Assigned task:
Please copy each line below that contains the word "this".
━━ Given records ━━
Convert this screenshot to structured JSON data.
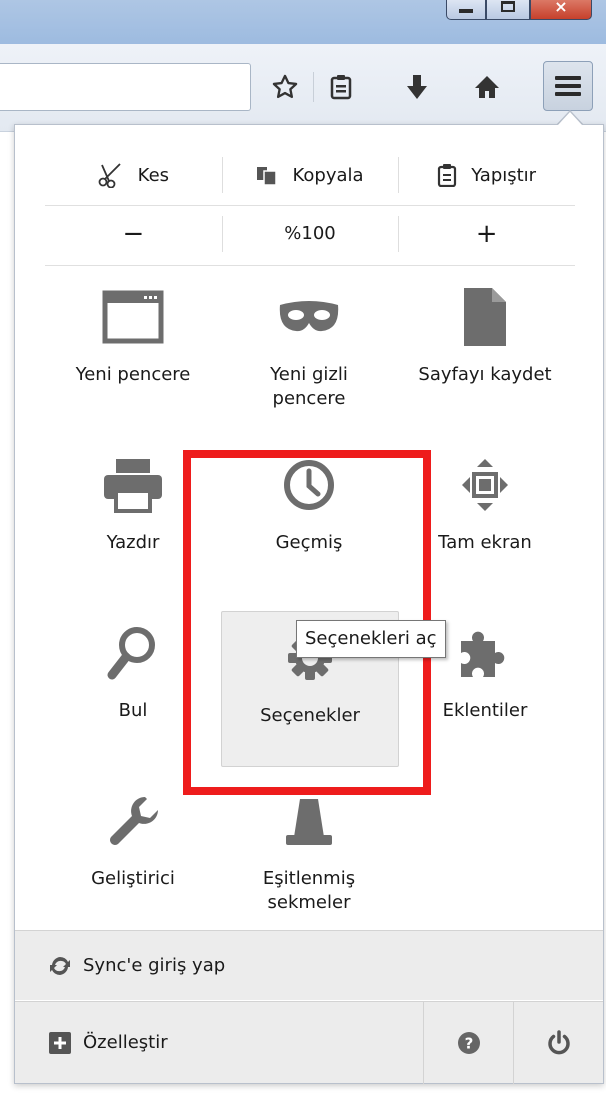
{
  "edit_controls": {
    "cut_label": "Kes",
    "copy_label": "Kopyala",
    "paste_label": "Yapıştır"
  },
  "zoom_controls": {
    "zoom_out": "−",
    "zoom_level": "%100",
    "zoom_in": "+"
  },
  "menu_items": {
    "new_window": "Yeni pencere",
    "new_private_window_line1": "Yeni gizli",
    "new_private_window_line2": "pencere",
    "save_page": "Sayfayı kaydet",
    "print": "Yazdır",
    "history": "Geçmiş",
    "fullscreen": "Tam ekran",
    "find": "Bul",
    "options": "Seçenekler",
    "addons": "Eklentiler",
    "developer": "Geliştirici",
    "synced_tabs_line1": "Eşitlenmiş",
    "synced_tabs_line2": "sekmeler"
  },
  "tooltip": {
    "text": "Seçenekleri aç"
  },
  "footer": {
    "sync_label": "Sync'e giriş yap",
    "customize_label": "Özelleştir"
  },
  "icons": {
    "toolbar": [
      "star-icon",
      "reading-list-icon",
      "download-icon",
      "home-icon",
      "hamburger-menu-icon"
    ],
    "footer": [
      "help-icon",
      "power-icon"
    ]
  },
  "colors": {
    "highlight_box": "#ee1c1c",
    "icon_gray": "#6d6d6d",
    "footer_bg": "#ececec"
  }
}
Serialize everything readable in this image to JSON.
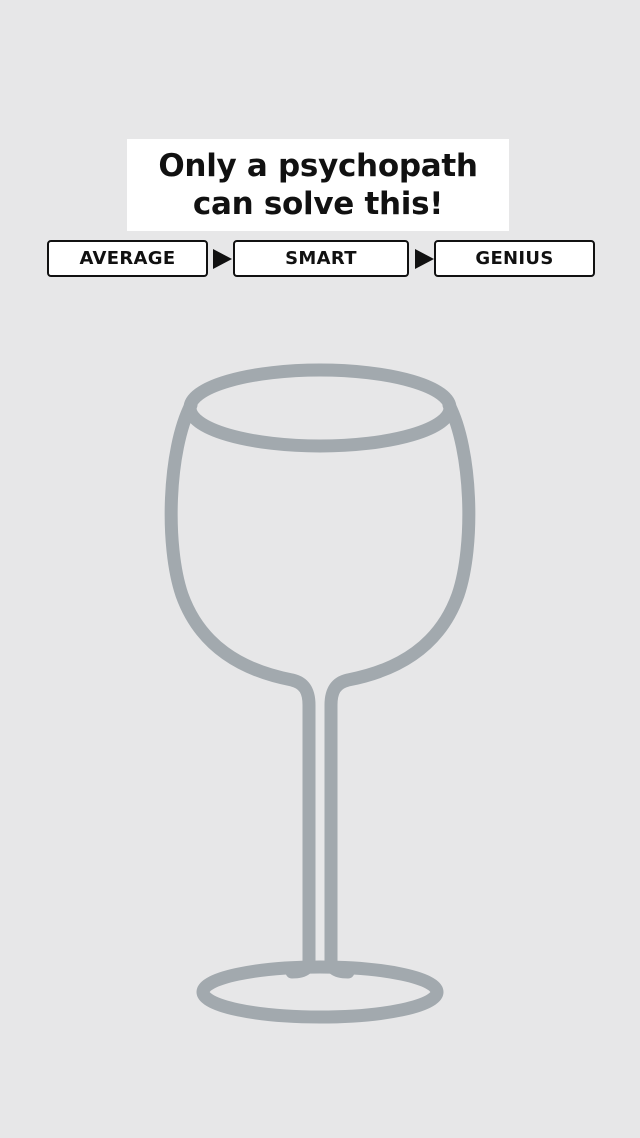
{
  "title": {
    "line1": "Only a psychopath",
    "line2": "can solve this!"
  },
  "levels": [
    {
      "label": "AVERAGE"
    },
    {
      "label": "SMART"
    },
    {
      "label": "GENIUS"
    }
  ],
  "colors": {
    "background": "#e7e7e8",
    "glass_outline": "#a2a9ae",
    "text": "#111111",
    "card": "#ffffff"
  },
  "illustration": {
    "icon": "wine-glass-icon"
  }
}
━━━
Final answer:
Convert this screenshot to structured JSON data.
Serialize everything readable in this image to JSON.
    "line2": "can solve this!"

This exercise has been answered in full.